All entries for Tuesday 09 November 2004
November 09, 2004
As you should be able to see in the category listing on the left of this page, I have reorganised my categories to support the work/research workflow that I am using (and encouraging others to try).
I have made a top-level distinction between the two areas of research with which this blog is concerned, philosophy and e-learning. I have created a research category for each of these. For example, Philosophy Research. For each of these two categories, I have also created an associated definitions category. For example, Philosophy Definitions. These will contain the concept defining and scoping entries that will be refered to within the research entries. This should give me some of the functionality that will be used for semantic cartography.
I have also created a PDP category, which I will now start to use. This will help me to understand the benefits of the PDP approach that we are promoting.
The Travel and Bikes category has been renamed to Travel and Motorcycles to signify that it refers to proper bikes rather than toy ones.
…is the organisation of time and space.
- the employement of repetitive figures to extend space infinitely;
- the staging of an irrevesible event;
- the construction of reversible temporal flows within contained space.
Habits and habitats.
"Larval consciousness" – Difference and Repetition – see Contagium Vivum Philosophia
Later today Kay and I will be doing a presentation to all of the History Department 1st year undergrads.
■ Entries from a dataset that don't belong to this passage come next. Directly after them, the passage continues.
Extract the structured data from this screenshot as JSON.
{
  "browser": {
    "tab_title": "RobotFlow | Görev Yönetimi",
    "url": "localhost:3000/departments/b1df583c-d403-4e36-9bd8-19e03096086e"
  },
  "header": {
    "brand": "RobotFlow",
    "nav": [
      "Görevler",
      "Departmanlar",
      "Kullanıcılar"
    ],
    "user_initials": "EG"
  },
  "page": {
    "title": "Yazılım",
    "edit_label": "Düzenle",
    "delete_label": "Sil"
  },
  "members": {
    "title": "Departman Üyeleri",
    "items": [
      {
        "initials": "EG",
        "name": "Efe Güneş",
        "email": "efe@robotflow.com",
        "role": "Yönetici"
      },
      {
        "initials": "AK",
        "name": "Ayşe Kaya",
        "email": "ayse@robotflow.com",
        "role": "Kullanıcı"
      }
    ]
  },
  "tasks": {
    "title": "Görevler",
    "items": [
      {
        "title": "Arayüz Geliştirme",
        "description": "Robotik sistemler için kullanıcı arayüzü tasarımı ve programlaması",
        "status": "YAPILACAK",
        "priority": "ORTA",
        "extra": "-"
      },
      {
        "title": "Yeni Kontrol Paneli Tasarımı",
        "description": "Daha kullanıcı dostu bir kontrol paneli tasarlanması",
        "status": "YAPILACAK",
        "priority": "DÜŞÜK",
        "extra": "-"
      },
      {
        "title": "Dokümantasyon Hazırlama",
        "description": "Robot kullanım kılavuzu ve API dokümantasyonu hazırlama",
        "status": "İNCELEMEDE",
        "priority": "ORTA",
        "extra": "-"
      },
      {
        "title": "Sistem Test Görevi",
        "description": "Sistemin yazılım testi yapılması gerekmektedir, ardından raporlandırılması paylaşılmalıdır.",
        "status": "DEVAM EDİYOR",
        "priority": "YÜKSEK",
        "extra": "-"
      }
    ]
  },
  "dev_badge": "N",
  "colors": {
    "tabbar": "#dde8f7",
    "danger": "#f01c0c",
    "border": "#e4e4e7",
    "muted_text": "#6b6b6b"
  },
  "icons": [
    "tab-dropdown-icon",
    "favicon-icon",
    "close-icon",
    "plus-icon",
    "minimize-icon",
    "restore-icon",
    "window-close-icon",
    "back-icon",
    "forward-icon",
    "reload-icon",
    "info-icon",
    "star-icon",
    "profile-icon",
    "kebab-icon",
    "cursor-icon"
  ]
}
We will explain to them PDP, convince them that it is essential, and show them how blogs can help them with it. The plan for my half of the session, specifically about blogs, is below…
What is a blog (show blog and demo features)?
- a sophisticated online notebook or journal;
- belongs to a single person, the blog owner;
- the owner chooses the title and design of the blog;
- the owner creates categories into which they can organise their entries.
- the owner writes entries in the blog;
- the owner decides on who can read and comment on each entry;
- every blog has a url that starts with http://blogs.warwick.ac.uk/ and includes the name of the owner.
- a blog directory for finding people's blogs (see blog homepage).
Get them to write down my url, then comment on this entry.
How does using a blog help with skills, PDP and academic work?
Your PDP category:
You can use your PDP categeory to:
- write about how you have used, developed, and are improving your communication, IT, problem solving, study and research skills;
- record and share your plans;
- write about how you are organising your time;
- reflect upon your learning and your successes.
You can easily share these entries with your fellow students, your tutor, or the whole world. You can also restrcict access to yourself. Demonstrate writing an entry.
Academic and other categories:
You may be asked to create a category that is linked to a module. You may want to create other course related categories. You can use these to record and reflect on:
- meetings, lectures, seminars, tutorials;
- your responses to questions and ideas asked by your lecturers;
- your ideas, work and writing;
- books and other resources that you are using (book reviews);
- definitions of key terms.
Your blog is an ideal place to try out ideas and to see what other people think.
A good thing to do is to record your academic work in these categories, and then reflect upon the PDP aspects of them in your PDP category. You can use the write follow up option to write a related entry (demo this by writing a follow up entry).
Soon you will also recieve emails that suggest things for you to write about. These are optional, but hopefully will be useful. We call them prompts.
More things that you can do with blogs:
- you can very easily write book, CD and DVD (movie) reviews;
- you can find people's blogs in the blog directory;
- it includes an "About Me" page that you can use as your homepage;
- you can upload images into galleries and use them in your entries;
- select key entries from your blog to add to your CV;
- more coming soon!
Get a blog at http://blogs.warwick.ac.uk
Sign in, then register.
philosophy was something Greek – although brought by immigrants. The birth of philosophy required an encounter between the Greek milieu and the plane of immanance of thought. It required the conjunction of two very different movements of deterritorialization, the relative and the absolute, the first already at work in immanence. Absolute deterritorialization on the plane of thought had to be aligned or directly connected with the relative deterritorialization of Greek society. Deleuze, What Is Philosophy?, p.93
Chaos is an infinte speed of birth and disappearance. Now philosophy wants to know how to retain infinite speeds while gaining consistency, by giving the virtual a consistency specific to it. What is Philosophy? p.118
…conceptual experimentation without limit but with a principle of consistency, direction, becoming something.
The philosophical sieve, as plane of immanance that cuts through chaos, selects infinite movements of thought and is filled with concepts formed like consistent particles going as fast as thought. What is Philosophy? p.118